Last year I tried another great Halloween option--the costume party. I bopped on down to "Costumes R Us," to rent one, which was oh-so-wise to do on Halloween day. Sparse selection? The place was emptier than Jennie McCarthy's skull. Let me tell you, all eyes were focused when I stumbled in the door as a huge orange box of Tide. I felt about as mobile as Gilbert Grape's mother. I scanned the room and saw assorted Beavises, Ticks, Shannen Doughertys, Newt Gingritches, and one big orange blob. I went straight to the punch bowl and then mingled about. Everybody bored me, and they allseemed to be staring at the monstrosity that was my costume. Then I saw her, the woman I would spend forever with, the woman who wouldn't bitch at me for drinking milk out of the carton. She was a twin of Mia Wallace (a.k.a. Uma Thurman in Pulp Fiction), and she looked me straight in the eye, walked up to me, and what followed was a few hours of engaging conversation; this and my never empty punch cup kept me in seventh heaven. In the middle of debating which was more torture, watching the OJ trial or watching a Mickey Rourke movie, she blurted out "Do you always talk so much before you a kiss a girl?" That was all the invitation I needed. I wrapped my arms around her and kissed. It was just like the movies...the world started to spin in a little circle, like in a DePalma film, except it made me dizzy, and I suddenly realized it wasn't the kiss, but the heavy imbibing at the punchbowl. I lost my balance, which is not a smooth thing mid-kiss. The huge Tide box caused me to stumble and I held my love tight, knowing she would be my rock and prevent my imminent falling, but my feet became entwined with hers and I fell forward, taking Mia Wallace with me. I could see her expresion of horror; the girl I so wanted to impress was being crushed by Mr. Tide himself. I believe the words that she used were "Jesus, I can't feel my legs! I struggled and squirmed, as Batman and Thor managed to pull me off of her, but by then it was too late. Physically, Mrs. Wallace was fine, but she was none too pleased with my squashing her, inadvertent as it was. In fact, everybody at the party just sort of glared and pointed at me until I left in utter shame. No more Halloween parties for ME, thank you very much.
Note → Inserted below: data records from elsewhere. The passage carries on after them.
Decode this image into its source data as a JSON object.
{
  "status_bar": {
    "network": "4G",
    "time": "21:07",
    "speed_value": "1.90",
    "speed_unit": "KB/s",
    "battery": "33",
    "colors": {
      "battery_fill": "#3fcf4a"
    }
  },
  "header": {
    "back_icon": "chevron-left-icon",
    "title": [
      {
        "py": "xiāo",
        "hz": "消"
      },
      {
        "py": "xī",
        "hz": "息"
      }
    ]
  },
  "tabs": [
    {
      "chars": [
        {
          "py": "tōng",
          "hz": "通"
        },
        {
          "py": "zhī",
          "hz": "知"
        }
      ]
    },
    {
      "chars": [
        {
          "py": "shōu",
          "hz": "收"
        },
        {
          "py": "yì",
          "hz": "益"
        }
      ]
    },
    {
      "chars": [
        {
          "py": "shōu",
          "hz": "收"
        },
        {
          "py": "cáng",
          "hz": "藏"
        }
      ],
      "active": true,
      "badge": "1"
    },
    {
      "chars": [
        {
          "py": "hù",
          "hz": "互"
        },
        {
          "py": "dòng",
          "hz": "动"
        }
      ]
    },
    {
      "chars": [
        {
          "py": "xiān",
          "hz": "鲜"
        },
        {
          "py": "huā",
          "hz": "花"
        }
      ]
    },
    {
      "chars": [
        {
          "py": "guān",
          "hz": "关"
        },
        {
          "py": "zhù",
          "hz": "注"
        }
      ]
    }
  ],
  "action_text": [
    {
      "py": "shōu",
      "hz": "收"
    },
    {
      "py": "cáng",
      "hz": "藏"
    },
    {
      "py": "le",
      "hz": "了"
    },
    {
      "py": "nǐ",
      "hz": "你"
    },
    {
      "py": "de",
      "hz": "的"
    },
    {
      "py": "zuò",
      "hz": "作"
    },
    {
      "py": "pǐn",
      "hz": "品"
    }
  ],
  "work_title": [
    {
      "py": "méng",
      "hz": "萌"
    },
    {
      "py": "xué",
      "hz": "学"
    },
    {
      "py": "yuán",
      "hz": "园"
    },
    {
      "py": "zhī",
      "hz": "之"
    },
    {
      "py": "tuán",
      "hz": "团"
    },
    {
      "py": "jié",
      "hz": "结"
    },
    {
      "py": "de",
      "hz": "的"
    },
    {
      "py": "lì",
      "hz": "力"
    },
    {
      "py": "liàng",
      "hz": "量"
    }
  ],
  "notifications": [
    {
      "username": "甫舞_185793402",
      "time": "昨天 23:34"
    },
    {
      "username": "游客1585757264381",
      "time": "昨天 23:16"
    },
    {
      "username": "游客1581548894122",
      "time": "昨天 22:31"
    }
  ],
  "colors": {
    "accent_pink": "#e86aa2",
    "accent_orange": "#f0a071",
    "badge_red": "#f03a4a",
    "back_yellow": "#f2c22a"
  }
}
Don't walk down the same unpaved road as I did. Learn from my mistakes, my friend. This Halloween, hide out with some friends, turn off on the lights and rent some movies. Try a couple of these, you'll thank me later. Halloween, Nightmare On Elm Street, Frankenhooker, Carrie, The Shining, Evil Dead 2, Dead Alive, Invasion of the Body Snatchers, The Exorcist, and Re-Animator. When the doorbell rings, don't answer it. There's no shame. In fact, I've found that detaching the doorbell all together makes things much more pleasant. And if you turn the volume up really loud, you can't even hear those little fists knocking.